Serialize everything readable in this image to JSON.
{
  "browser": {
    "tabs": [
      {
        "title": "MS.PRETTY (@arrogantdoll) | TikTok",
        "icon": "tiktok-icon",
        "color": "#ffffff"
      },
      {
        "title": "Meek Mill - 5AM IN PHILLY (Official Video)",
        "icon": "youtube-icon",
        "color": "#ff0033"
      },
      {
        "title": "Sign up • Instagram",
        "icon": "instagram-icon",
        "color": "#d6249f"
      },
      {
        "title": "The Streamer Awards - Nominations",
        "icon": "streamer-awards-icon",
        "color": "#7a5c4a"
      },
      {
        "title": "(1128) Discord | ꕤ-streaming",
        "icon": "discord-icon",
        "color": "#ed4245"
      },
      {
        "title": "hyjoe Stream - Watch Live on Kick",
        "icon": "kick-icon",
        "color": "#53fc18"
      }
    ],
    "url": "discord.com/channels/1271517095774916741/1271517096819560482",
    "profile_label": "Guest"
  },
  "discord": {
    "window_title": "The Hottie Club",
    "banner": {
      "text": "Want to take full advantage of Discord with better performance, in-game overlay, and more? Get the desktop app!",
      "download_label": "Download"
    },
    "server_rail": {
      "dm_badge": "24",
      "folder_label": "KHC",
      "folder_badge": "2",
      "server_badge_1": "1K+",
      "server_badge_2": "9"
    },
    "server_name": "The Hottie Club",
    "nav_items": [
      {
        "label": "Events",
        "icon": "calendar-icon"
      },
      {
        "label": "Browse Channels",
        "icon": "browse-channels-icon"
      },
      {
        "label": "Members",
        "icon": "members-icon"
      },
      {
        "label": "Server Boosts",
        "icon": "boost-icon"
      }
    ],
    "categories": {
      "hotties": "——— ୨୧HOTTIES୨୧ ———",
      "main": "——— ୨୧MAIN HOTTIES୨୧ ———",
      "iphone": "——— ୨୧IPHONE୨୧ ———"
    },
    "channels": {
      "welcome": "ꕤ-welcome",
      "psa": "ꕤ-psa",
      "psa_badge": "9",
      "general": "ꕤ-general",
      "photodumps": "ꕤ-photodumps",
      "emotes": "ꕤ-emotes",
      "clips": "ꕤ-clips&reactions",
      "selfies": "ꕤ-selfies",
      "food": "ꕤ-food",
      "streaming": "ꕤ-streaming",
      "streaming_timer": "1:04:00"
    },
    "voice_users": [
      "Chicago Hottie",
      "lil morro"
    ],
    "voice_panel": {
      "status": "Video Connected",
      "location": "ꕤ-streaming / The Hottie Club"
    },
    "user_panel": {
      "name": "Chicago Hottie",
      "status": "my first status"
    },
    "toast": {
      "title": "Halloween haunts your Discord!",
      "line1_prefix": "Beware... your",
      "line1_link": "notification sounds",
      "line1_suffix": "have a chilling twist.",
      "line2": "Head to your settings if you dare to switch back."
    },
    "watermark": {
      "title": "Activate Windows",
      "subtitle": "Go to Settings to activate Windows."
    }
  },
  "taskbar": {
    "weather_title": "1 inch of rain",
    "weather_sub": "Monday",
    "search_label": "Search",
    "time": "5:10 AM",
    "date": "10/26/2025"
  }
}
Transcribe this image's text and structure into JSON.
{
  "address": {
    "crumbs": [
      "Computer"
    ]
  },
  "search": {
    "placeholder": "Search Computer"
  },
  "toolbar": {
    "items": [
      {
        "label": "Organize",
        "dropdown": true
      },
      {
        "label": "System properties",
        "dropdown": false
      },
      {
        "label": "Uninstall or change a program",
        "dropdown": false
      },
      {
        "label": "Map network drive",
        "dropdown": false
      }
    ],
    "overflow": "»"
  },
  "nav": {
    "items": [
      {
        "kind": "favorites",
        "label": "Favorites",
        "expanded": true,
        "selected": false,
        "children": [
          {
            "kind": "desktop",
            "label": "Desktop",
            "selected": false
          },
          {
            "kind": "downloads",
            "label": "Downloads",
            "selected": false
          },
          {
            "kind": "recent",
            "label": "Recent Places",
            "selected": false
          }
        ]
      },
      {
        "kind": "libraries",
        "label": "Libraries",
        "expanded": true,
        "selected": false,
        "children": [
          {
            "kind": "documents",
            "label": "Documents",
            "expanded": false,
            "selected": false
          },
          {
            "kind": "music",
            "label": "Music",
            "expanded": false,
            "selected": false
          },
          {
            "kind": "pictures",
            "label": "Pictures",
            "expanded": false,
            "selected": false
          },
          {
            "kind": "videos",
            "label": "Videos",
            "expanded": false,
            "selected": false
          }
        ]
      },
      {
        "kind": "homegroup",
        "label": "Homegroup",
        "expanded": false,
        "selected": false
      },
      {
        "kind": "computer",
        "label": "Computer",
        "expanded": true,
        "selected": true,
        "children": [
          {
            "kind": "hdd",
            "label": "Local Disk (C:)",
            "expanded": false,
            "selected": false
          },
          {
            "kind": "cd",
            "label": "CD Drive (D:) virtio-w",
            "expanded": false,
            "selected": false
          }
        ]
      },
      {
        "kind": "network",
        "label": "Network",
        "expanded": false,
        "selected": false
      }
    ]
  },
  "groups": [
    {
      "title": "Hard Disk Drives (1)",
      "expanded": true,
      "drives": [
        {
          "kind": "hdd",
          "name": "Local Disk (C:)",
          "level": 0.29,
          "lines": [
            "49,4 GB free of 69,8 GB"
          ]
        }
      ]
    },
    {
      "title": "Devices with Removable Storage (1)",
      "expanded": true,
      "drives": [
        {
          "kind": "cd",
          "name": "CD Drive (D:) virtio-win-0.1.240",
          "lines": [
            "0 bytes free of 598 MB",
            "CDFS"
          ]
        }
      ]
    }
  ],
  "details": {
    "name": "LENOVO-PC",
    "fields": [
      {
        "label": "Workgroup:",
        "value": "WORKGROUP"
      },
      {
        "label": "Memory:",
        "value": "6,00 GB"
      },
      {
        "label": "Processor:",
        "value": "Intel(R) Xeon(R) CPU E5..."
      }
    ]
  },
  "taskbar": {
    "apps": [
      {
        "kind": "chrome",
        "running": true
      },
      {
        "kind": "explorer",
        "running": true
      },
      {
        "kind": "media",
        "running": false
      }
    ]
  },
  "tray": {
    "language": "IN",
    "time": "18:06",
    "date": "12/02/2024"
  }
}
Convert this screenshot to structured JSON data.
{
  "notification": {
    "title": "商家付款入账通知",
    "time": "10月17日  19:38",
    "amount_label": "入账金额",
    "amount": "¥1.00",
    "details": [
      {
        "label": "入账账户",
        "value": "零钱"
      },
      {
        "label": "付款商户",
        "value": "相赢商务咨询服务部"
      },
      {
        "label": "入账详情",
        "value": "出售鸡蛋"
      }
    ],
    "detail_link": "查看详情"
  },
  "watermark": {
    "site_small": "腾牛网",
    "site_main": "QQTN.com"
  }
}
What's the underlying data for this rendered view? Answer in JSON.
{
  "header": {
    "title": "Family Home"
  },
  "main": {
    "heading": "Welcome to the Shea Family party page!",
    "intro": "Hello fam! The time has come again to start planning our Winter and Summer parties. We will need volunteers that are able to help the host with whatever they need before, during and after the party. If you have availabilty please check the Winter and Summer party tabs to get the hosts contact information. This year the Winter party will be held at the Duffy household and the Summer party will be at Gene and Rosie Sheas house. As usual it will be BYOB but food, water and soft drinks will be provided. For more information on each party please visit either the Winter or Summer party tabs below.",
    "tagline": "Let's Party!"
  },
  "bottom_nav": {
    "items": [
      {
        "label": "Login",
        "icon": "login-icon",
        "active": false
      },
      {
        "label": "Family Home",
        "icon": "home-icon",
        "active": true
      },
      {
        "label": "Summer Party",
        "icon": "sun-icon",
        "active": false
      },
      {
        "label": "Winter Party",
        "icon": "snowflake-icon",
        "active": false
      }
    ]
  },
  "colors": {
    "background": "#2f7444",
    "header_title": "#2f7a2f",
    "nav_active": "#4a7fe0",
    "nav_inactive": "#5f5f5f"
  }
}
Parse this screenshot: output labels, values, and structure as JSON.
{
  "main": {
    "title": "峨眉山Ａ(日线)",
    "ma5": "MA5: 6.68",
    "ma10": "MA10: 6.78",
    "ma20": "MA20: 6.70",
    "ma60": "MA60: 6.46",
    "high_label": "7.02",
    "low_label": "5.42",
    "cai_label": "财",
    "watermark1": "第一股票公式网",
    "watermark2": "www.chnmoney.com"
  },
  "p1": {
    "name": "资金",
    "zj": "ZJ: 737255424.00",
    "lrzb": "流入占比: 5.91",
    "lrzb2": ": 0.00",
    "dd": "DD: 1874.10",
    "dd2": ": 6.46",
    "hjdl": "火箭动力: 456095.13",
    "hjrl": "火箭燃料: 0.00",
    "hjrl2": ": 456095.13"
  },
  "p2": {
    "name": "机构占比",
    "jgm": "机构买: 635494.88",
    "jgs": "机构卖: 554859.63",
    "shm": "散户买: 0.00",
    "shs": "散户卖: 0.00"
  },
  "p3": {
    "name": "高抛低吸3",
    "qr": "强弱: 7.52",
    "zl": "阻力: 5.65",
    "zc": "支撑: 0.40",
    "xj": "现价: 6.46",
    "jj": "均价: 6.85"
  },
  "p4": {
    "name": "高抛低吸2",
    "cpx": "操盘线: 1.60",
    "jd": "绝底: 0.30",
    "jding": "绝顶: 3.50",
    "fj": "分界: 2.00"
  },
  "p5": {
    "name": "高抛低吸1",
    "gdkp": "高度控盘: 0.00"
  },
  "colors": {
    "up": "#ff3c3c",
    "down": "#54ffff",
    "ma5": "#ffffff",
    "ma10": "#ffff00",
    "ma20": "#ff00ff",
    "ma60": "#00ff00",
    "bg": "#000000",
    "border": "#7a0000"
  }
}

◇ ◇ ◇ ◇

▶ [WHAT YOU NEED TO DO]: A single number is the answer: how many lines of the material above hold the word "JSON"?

▶ [ANSWER FOR THE TASK]: 5